Written by Linc Bedrosian
Saturday, 11 August 2012
The old saw is that there’s strength in numbers. Unfortunately the strong numbers of lobsters filling Maine harvesters’ traps have led to weak prices.
A glut of bugs in Maine has driven dock prices down into the $2 per pound range this year. Crustacean Nation enjoyed a mild winter and began its shedding process early this year. Since soft-shelled lobsters don’t ship well, they end up being sold to processors for a lower price then their hard-shell counterparts command in live markets.
Which triggered another problem. The volume of low-priced Maine lobsters being sold to New Brunswick processors is angering Canadian harvesters, because the inexpensive Maine product is lowering the price they receive.
The low prices sparked protests and blockades of the U.S. product being delivered to Canadian processors. The situation grew heated enough that only a court-ordered 10-day injunction has cooled things off for now.
Even the politicians have gotten involved. Rep. Chellie Pingree (D-Maine) was asking Canadian authorities to provide police escorts to trucks delivering Maine lobster to Canadian processors, and Sen. Olympia Snowe (R-Maine) was calling for Secretary of State Hillary Clinton to get involved in negotiations.
Is there a silver lining to the lobster woes? Perhaps. The problems have rekindled discussions of the need to bolster Maine lobster’s marketing efforts and whether ways can be found to improve the state’s processing capacity. Such discussion, if it leads to action, could help ward off similar woes in the future.
And in an effort that could help improve lobstermen’s situation now, Maine’s Lobster Promotion Council this month kicked off a Lobster Lovers Celebration campaign that will continue through November. It’ll feature lobster specials at participating restaurants, cash mobs, contests, giveaways and special prizes.
But it also won’t hurt if harvesters’ traps fill with hard-shell lobsters this fall and consumers continue indulging in this tasty treat through the holidays. And lobstermen will appreciate it if Old Man Winter introduces enough of a chill in the air to bring water temperatures back to normal in anticipation of a better 2013.
NOAA recently published a proposed rule that would implement a traceability plan to help combat IUU fishing. The program would seek to trace the origins of imported seafood by setting up reporting and filing procedures for products entering the U.S.
The traceability program would collect data on harvest, landing, and chain of custody of fish and fish products that have been identified as particularly vulnerable to IUU fishing and fraud.Read more...
The following was released by the Maine Department of Marine Resources on Jan. 22:

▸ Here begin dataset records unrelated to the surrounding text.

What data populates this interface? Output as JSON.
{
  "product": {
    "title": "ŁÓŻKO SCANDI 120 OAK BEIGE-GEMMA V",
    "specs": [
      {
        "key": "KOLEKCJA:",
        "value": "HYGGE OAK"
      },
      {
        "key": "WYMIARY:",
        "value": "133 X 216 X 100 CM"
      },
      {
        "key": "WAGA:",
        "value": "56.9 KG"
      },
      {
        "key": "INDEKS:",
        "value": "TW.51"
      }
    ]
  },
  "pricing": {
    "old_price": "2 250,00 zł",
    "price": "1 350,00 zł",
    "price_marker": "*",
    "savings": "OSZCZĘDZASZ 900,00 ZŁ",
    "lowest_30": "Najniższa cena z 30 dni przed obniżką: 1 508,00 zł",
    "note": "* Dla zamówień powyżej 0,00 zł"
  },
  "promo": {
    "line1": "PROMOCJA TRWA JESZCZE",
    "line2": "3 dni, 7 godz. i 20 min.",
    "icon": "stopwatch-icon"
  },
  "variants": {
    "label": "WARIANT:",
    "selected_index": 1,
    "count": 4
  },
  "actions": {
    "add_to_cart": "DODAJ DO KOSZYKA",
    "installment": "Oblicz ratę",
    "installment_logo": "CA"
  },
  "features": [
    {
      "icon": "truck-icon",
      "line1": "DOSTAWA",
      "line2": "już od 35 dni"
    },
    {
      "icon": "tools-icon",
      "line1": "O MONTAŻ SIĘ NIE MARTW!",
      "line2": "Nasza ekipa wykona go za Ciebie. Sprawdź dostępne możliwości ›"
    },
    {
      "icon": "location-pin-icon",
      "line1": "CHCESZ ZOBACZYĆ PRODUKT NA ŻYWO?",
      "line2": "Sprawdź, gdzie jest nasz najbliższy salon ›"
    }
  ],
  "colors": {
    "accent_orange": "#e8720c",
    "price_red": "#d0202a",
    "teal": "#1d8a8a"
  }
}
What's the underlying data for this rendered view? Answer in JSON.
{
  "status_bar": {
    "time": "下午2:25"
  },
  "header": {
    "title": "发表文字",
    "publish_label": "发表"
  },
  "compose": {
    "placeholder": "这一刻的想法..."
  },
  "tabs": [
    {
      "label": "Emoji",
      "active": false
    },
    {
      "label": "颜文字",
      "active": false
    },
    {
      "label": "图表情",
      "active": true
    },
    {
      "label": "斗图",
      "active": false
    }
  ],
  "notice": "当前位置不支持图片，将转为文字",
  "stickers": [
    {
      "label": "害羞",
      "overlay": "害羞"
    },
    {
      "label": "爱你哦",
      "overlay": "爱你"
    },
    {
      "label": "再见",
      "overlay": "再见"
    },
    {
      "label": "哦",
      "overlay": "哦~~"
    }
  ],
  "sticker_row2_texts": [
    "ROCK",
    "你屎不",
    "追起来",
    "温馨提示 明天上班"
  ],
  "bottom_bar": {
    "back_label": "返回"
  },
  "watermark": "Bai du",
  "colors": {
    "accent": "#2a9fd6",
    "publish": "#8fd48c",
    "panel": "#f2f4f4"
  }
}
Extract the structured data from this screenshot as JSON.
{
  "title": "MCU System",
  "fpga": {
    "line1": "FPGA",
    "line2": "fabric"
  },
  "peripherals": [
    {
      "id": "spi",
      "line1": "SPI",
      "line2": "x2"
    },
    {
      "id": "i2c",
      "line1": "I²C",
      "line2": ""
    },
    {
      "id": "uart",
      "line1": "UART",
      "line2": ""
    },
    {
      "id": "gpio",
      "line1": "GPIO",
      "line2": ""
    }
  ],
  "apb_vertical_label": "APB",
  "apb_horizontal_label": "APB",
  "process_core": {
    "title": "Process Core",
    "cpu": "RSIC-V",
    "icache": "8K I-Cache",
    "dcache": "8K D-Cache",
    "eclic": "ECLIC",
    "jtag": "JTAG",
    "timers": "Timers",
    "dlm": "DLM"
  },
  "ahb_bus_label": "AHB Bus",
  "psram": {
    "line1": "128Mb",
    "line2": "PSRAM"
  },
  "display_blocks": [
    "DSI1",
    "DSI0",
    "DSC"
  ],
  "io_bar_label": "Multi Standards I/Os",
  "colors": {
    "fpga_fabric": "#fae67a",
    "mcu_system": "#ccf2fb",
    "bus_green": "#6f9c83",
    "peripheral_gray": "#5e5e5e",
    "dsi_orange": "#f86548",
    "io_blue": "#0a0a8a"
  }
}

The Maine Department of Marine Resources announced an emergency regulation that will support the continued rebuilding effort in Maine’s scallop fishery. The rule, effective January 23, 2016, will close the Muscle Ridge Area near South Thomaston and the Western Penobscot Bay Area.Read more...